Dezeen promotion: a 9,000-year-old axe imprints the dark concrete panels that clad this storage and research centre for the Tyrolean State Museum in Austria, designed by architecture studio Franz&Sue.
Vienna-based Franz&Sue designed the archive facility near the city of Innsbruck, which is clad with custom made panels created by facade manufacturer Rieder, to house the collections of the Tyrolean State Museum.
The valuable and sensitive cultural artefacts include a 3,000-year-old mummy, stone-age tools and instruments from violin maker Jakob Stainer.
To ensure constant climatic conditions for the storage rooms, the building is embedded into the earth. Only the upper storey is visible above ground, with two basement levels containing the majority of the building’s storage facilities.
Above ground, the rectangular building is a dark monolithic form entirely clad in a dark grey glassfibre-reinforced concrete skin.
To tie the building’s facade to the activities taking place inside, the facade panels of the skin are imprinted with one of the oldest items in the collection – a hand axe from around the seventh millennium BC.
“The facade material tells a story of preservation and conservation. At the same time, the haptic of the concrete creates a certain attraction,” explained Erwin Stättner founding partner at Franz&Sue.

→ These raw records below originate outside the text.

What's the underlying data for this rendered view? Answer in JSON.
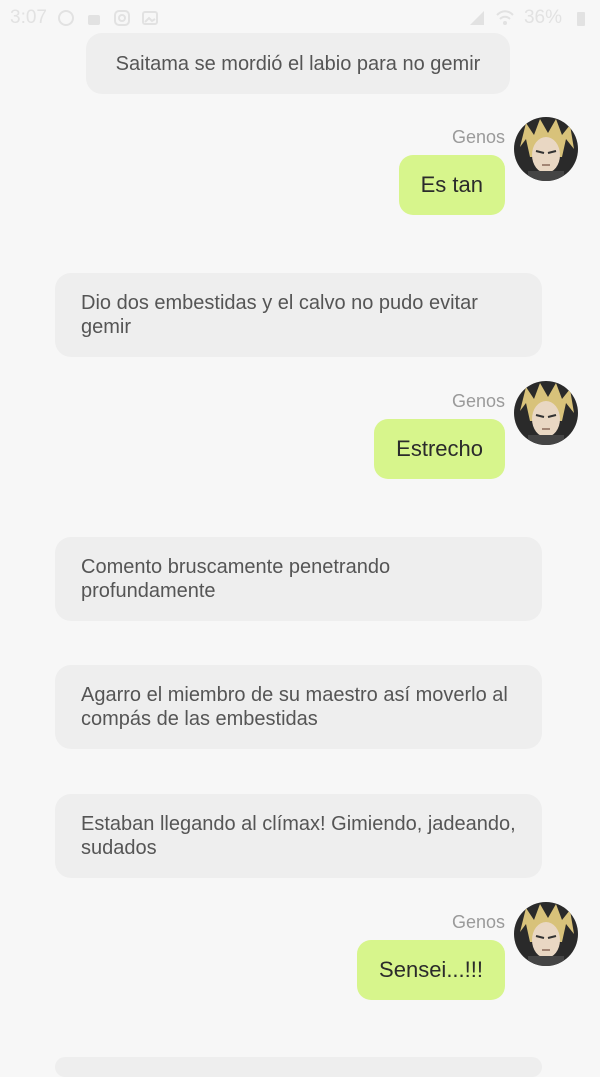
{
  "status_bar": {
    "time": "3:07",
    "battery": "36%"
  },
  "messages": [
    {
      "type": "narration",
      "text": "Saitama se mordió el labio para no gemir"
    },
    {
      "type": "character",
      "name": "Genos",
      "text": "Es tan"
    },
    {
      "type": "narration",
      "text": "Dio dos embestidas y el calvo no pudo evitar gemir"
    },
    {
      "type": "character",
      "name": "Genos",
      "text": "Estrecho"
    },
    {
      "type": "narration",
      "text": "Comento bruscamente penetrando profundamente"
    },
    {
      "type": "narration",
      "text": "Agarro el miembro de su maestro así moverlo al compás de las embestidas"
    },
    {
      "type": "narration",
      "text": "Estaban llegando al clímax! Gimiendo, jadeando, sudados"
    },
    {
      "type": "character",
      "name": "Genos",
      "text": "Sensei...!!!"
    }
  ],
  "colors": {
    "background": "#f7f7f7",
    "narration_bg": "#eeeeee",
    "character_bubble_bg": "#d7f58c",
    "name_text": "#9a9a9a"
  },
  "icons": [
    "avatar-genos"
  ]
}
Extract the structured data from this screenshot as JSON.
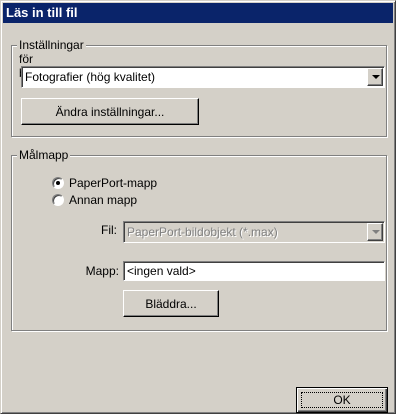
{
  "window": {
    "title": "Läs in till fil"
  },
  "scanner_settings": {
    "legend": "Inställningar för bildläsare",
    "preset_value": "Fotografier (hög kvalitet)",
    "change_button": "Ändra inställningar..."
  },
  "target_folder": {
    "legend": "Målmapp",
    "radio_options": [
      {
        "label": "PaperPort-mapp",
        "selected": true
      },
      {
        "label": "Annan mapp",
        "selected": false
      }
    ],
    "file_label": "Fil:",
    "file_value": "PaperPort-bildobjekt (*.max)",
    "folder_label": "Mapp:",
    "folder_value": "<ingen vald>",
    "browse_button": "Bläddra..."
  },
  "footer": {
    "ok_button": "OK"
  },
  "icons": {
    "dropdown": "chevron-down-icon"
  }
}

“With the elaborate design of the building envelope, we want to connect the old with the new and make it distinguishable.”
The imprinted panels, which measure 60 square centimetres, are irregularly combined with smooth panels made from the same glassfibre-reinforced concrete.
The pattern formed is a metaphorical reference to the locations in the region where the artefacts in the collection were discovered, with the joint lines between panels symbolising grid lines on a map.
During the industrial manufacturing process each panel is created by placing the 13-millimetre-thick glassfibre-reinforced concrete over a shape created from the axe. As the concrete hardens it forms a unique folded design, meaning that each panel is an individual.
The building also contains offices and work rooms for 35 employees that need access to the collections, but require daylight to carry out their work.
To provide facilities for these staff, a central atrium cuts through the building, with the workrooms arranged around it.
More information about Rieder’s glassfibre-reinforced concrete panels can be found on the company’s website.
Images are courtesy of Rieder Group and Ditz.